> Work task
Could every line of the data be printed exactly as it reads?

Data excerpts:
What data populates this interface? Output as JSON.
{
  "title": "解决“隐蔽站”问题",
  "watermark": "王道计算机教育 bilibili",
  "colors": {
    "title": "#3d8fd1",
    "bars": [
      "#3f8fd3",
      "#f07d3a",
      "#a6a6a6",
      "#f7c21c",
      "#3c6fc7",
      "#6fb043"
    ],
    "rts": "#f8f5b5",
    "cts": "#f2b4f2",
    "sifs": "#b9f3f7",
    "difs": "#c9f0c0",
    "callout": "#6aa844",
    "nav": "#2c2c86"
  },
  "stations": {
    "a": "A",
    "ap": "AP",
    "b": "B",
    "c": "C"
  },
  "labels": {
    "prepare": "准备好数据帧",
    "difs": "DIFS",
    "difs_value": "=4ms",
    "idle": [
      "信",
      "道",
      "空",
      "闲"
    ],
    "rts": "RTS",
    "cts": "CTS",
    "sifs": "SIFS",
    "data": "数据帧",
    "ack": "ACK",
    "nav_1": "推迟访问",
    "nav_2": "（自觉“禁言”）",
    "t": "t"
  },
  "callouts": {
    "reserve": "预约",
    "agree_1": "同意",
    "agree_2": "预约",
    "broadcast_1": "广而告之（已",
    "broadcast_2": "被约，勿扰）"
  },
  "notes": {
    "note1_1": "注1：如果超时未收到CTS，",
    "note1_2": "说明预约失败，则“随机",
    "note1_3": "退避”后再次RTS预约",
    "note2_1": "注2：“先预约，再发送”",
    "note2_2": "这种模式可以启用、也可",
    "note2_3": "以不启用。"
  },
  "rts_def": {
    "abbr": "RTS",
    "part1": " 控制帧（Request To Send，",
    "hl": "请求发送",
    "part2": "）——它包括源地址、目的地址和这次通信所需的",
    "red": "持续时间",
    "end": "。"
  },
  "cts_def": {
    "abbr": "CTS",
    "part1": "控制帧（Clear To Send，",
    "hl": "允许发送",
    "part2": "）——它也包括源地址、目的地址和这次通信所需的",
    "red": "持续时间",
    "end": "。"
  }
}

> Task output
What data populates this interface? Output as JSON.
{
  "title": "解决“隐蔽站”问题",
  "watermark": "王道计算机教育 bilibili",
  "colors": {
    "title": "#3d8fd1",
    "bars": [
      "#3f8fd3",
      "#f07d3a",
      "#a6a6a6",
      "#f7c21c",
      "#3c6fc7",
      "#6fb043"
    ],
    "rts": "#f8f5b5",
    "cts": "#f2b4f2",
    "sifs": "#b9f3f7",
    "difs": "#c9f0c0",
    "callout": "#6aa844",
    "nav": "#2c2c86"
  },
  "stations": {
    "a": "A",
    "ap": "AP",
    "b": "B",
    "c": "C"
  },
  "labels": {
    "prepare": "准备好数据帧",
    "difs": "DIFS",
    "difs_value": "=4ms",
    "idle": [
      "信",
      "道",
      "空",
      "闲"
    ],
    "rts": "RTS",
    "cts": "CTS",
    "sifs": "SIFS",
    "data": "数据帧",
    "ack": "ACK",
    "nav_1": "推迟访问",
    "nav_2": "（自觉“禁言”）",
    "t": "t"
  },
  "callouts": {
    "reserve": "预约",
    "agree_1": "同意",
    "agree_2": "预约",
    "broadcast_1": "广而告之（已",
    "broadcast_2": "被约，勿扰）"
  },
  "notes": {
    "note1_1": "注1：如果超时未收到CTS，",
    "note1_2": "说明预约失败，则“随机",
    "note1_3": "退避”后再次RTS预约",
    "note2_1": "注2：“先预约，再发送”",
    "note2_2": "这种模式可以启用、也可",
    "note2_3": "以不启用。"
  },
  "rts_def": {
    "abbr": "RTS",
    "part1": " 控制帧（Request To Send，",
    "hl": "请求发送",
    "part2": "）——它包括源地址、目的地址和这次通信所需的",
    "red": "持续时间",
    "end": "。"
  },
  "cts_def": {
    "abbr": "CTS",
    "part1": "控制帧（Clear To Send，",
    "hl": "允许发送",
    "part2": "）——它也包括源地址、目的地址和这次通信所需的",
    "red": "持续时间",
    "end": "。"
  }
}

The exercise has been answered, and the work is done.